A few weeks ago, I did a two-part blog series on triglycerides. I mentioned that omega-3 fatty acids are helpful in lowering triglyceride levels. I decided to devote an entire blog entry (or two or three) to these unique but popular fats, as friends, family members, and colleagues are constantly asking me about them.
Fish oils are technically called omega-3 fatty acids, which are types of polyunsaturated fatty acids (PUFAs, for short). There are two subclasses of PUFAs—omega-3 fatty acids and omega-6 fatty acids. Both subclasses are called essential fatty acids because the body can’t make them and must obtain them from dietary sources.
Linoleic, gamma-linolenic, and arachidonic acids are omega-6 fatty acids. Sources of omega-6s include corn oil, sunflower seed oil, and soybean oil. Eicosapentaenoic (EPA), docosahexaenoic (DHA) and alpha-linolenic (LNA) acids are the omega-3s. EPA and DHA are the fatty acids found in fish and other seafood. LNA is found in plant foods, including flaxseed, walnuts, and canola oil, and is converted to EPA and DHA after ingestion.
Our bodies need both omega-6s and omega-3s, but the typical American diet is too heavy on the omega-6s. The ideal balance is 4 parts omega-6 to 1 part omega-3, but “Westernized” diets can be as high as 16 parts omega-6 to 1 part omega-3. A diet too heavy in omega-6 fatty acids has been linked to heart disease, certain types of cancer, and some autoimmune and inflammatory conditions.
So, what’s up with omega-3s, or fish oils? Well, if you keep up with the latest health news, it may seem like every few months we’re hearing more and more about how helpful and healthful these fats are. In fact, fish oils are so good for us that even the American Heart Association has jumped on the bandwagon as far as recommending that pretty much everyone aim to fit these oils into their eating plan. Let’s look more closely at what fish oils have to offer:
- Heart disease: Several large population studies show that consuming fish on a regular basis (at least once a week) can protect both men and women from getting heart disease. Also, a recent study published in the medical journal The Lancet found that people who take statin drugs to lower their cholesterol levels along with a fish oil supplement have fewer heart problems, such as heart attack, sudden cardiac death, and unstable angina, than those just taking a statin alone.

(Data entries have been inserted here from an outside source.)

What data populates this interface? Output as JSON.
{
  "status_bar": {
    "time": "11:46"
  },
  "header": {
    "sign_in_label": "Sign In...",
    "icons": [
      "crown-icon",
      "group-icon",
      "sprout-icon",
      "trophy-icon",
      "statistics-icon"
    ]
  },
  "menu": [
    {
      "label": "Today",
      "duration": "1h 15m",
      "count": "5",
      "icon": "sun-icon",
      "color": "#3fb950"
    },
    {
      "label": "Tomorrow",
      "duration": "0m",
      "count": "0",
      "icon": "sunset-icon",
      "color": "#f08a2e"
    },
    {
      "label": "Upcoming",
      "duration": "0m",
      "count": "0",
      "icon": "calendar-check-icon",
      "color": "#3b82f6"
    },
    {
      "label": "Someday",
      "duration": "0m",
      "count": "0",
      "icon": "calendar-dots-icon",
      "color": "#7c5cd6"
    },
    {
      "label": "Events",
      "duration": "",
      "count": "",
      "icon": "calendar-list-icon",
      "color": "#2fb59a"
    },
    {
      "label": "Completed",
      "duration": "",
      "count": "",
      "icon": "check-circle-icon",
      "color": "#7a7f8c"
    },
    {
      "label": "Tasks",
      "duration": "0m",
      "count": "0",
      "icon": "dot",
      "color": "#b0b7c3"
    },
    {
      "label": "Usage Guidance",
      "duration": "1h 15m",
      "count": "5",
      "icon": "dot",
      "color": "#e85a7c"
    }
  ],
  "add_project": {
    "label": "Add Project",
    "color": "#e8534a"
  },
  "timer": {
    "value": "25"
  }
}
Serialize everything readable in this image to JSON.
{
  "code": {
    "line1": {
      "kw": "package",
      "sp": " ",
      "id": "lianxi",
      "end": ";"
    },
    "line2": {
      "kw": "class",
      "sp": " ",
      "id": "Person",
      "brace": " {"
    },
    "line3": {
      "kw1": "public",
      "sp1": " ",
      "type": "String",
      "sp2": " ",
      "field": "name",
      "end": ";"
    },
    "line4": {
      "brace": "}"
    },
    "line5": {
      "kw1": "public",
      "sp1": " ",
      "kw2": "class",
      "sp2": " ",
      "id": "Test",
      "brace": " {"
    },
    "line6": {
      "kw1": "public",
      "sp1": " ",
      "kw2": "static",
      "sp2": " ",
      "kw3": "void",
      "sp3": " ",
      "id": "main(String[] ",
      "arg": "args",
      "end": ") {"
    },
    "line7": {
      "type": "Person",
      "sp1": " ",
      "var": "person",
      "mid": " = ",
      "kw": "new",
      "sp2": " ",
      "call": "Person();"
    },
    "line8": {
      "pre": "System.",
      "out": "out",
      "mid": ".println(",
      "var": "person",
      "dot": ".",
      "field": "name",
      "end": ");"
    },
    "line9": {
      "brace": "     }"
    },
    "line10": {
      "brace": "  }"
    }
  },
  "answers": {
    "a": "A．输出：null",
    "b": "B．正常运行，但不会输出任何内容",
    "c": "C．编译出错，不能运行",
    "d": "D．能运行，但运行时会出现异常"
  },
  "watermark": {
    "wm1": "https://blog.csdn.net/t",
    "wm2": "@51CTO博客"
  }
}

- Triglycerides: Consuming approximately 4 grams of fish oils each day can lower triglyceride levels by up to 30%. In addition, LDL cholesterol may be lowered by up to 10%.
- Arrhythmias: Fish oils can reduce the frequency of cardiac arrhythmias, or irregular heartbeat. Consequently, they can lower the risk of sudden cardiac death.
- Blood pressure: Fish oils seem to play a role in moderately lowering blood pressure (but don’t stop taking your blood pressure drugs).
- Depression: Supplementation with 3–4 grams of fish oils, especially EPA, has been shown to decrease symptoms of depression.
- Crohn disease: Fish oils appear to have anti-inflammatory properties, and there’s some evidence that they can help reduce the symptoms of this inflammatory bowel disease.
- Rheumatoid arthritis: A handful of studies have found that taking at least 3 grams of fish oils daily can reduce symptoms of rheumatoid arthritis (another type of inflammatory condition), including stiffness and swollen, tender joints.
More findings next week!